PURPOSE OF REVIEW: This review will summarize recent findings relating to the diagnostic approach to preeclampsia and current avenues of research aimed at modifying the underlying disease process. RECENT FINDINGS: Growing international consensus supports a broad preeclampsia definition that incorporates maternal end-organ and uteroplacental dysfunction. Recent evidence demonstrates that this definition better identifies women and babies at risk of adverse outcomes compared to the traditional definition of hypertension and proteinuria. Multiple studies have demonstrated the usefulness and cost-effectiveness of angiogenic biomarkers such as soluble fms-like tyrosine kinase-1 and placental growth factor as a clinical adjunct to diagnose and predict severity of preeclampsia associated outcomes. Current novel therapeutic approaches to preeclampsia target pathogenic pathways (e.g. antiangiogenesis) or downstream effects such as oxidative stress and nitric oxide. Recent findings relating to these promising candidates are discussed. Multicenter clinical trials are needed to evaluate their effectiveness and ability to improve fetal and maternal outcomes. SUMMARY: We provide an updated framework of the current approaches to define and diagnose preeclampsia. Disease modifying therapies (in particular, targeting the angiogenic pathway) are being developed for the first time and promise to revolutionize the way we manage preeclampsia.
Curr Opin Nephrol Hypertens
124 - 133

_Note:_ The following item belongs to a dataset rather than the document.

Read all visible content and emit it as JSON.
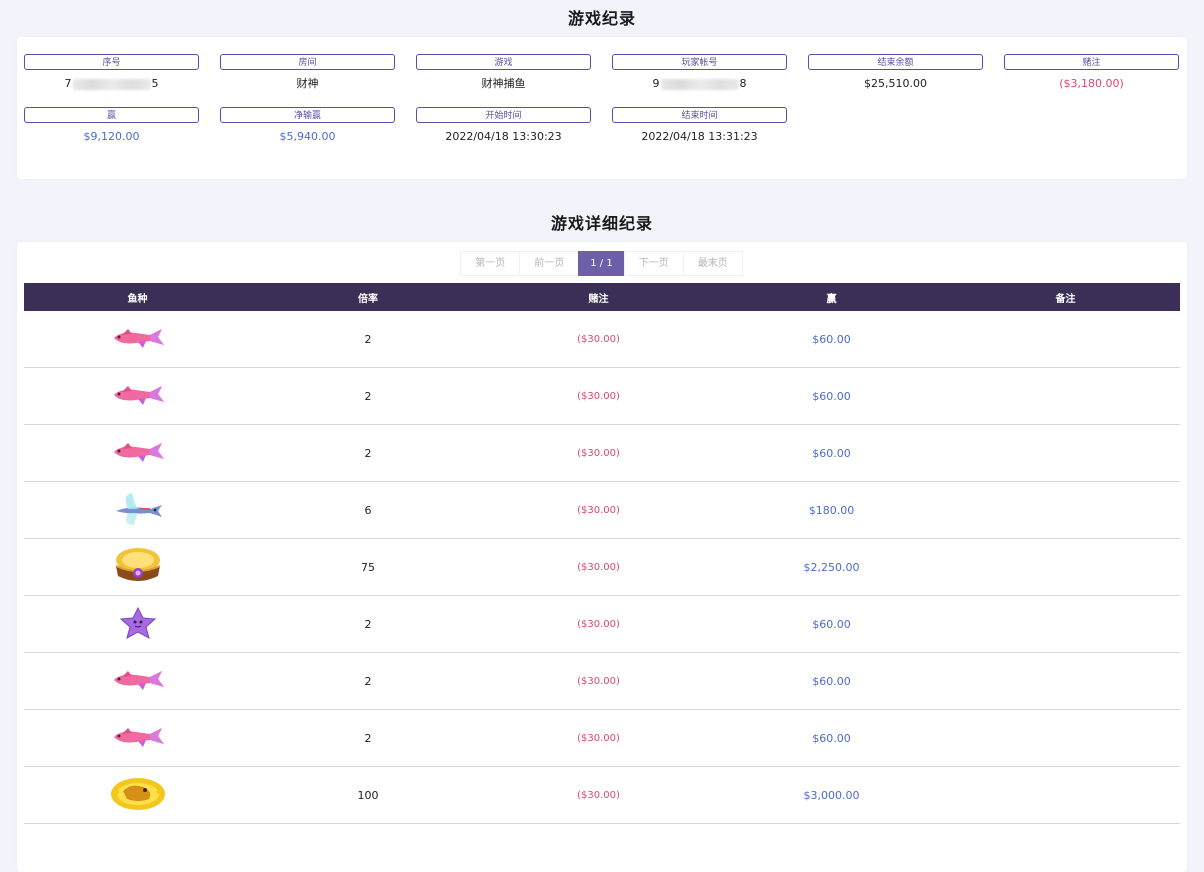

Pregnancy, Female, Humans, Pre-Eclampsia, Vascular Endothelial Growth Factor Receptor-1, Placenta Growth Factor, Hypertension, Biomarkers, Multicenter Studies as Topic